• _Directions_: Count only the lines of the records that hold "value", then give the number without any other words.

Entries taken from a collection

· · · ·

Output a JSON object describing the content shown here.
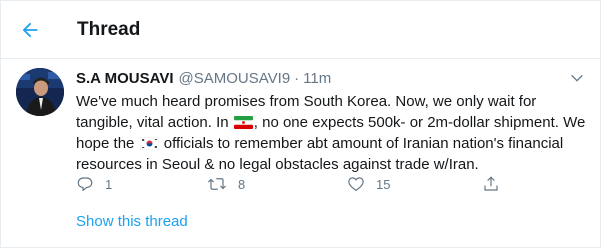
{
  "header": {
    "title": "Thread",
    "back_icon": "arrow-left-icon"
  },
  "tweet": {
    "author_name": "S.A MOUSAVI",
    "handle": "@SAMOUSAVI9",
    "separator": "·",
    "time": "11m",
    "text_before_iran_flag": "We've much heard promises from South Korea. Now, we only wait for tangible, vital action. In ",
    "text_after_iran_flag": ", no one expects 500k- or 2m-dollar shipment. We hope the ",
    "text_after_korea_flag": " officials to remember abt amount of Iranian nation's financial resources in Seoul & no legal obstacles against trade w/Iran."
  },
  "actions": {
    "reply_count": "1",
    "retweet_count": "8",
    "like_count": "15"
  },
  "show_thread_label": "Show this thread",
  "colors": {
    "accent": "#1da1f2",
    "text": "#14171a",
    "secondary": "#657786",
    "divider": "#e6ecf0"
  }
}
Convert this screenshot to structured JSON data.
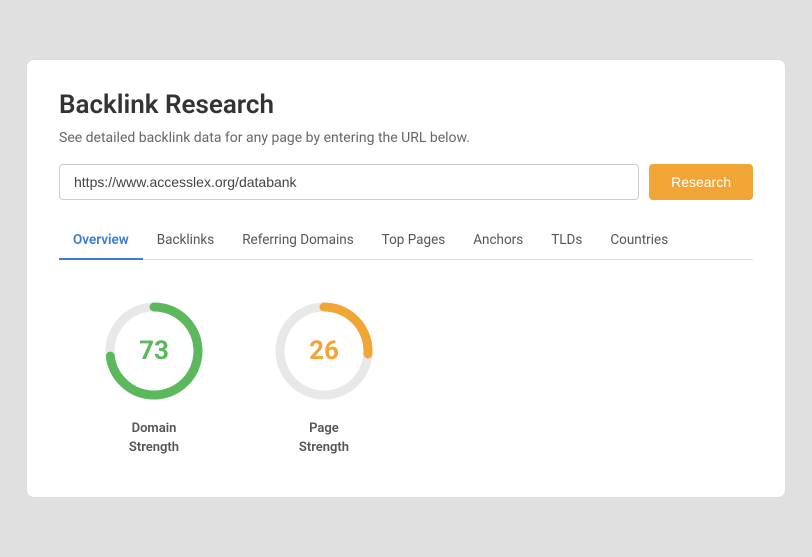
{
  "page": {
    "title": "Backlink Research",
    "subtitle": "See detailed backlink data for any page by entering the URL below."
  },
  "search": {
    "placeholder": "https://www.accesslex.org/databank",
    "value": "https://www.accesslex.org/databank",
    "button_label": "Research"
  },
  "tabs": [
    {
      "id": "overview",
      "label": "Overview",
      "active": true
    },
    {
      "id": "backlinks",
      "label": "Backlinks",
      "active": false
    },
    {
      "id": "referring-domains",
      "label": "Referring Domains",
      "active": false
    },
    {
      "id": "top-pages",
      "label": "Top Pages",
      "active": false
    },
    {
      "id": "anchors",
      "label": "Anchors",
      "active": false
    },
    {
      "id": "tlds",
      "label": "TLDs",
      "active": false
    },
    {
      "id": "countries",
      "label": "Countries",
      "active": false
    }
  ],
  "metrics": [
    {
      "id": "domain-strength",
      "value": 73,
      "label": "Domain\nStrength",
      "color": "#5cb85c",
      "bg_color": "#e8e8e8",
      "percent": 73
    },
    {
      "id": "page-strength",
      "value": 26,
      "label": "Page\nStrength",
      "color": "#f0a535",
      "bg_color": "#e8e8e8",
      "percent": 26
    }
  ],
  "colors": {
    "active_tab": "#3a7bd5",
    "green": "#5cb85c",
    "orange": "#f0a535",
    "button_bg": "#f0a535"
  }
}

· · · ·

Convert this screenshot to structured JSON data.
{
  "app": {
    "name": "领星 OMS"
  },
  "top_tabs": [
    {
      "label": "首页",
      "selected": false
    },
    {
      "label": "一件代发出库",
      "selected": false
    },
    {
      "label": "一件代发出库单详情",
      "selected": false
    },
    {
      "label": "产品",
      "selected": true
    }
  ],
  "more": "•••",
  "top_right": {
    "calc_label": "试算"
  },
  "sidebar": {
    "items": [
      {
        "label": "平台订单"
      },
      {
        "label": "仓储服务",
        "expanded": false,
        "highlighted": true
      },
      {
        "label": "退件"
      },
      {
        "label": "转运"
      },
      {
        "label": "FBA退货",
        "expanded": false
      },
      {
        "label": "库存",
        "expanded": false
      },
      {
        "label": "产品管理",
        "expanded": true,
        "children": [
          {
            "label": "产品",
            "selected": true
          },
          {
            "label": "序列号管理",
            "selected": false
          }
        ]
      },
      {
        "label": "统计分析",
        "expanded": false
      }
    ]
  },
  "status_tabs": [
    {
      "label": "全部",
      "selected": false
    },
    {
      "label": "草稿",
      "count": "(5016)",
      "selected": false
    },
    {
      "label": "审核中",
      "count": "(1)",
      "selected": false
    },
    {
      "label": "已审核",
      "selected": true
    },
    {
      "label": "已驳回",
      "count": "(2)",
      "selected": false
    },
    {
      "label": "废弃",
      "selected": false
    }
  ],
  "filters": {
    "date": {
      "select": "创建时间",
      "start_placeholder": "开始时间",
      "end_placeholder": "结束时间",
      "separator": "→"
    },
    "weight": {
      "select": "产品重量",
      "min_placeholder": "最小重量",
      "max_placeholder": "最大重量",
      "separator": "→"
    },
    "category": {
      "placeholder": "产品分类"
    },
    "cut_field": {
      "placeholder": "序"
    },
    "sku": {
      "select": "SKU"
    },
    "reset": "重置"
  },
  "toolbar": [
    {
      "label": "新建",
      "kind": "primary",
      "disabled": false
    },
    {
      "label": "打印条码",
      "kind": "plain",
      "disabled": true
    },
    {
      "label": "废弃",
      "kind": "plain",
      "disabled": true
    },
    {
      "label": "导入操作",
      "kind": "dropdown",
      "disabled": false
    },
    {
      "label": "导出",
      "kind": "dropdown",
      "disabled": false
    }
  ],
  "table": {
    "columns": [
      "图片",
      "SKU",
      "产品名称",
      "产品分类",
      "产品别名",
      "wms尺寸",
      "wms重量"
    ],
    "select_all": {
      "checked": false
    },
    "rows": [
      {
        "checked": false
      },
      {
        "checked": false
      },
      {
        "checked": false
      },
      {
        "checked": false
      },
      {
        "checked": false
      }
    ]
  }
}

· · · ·

• _Solution_: 3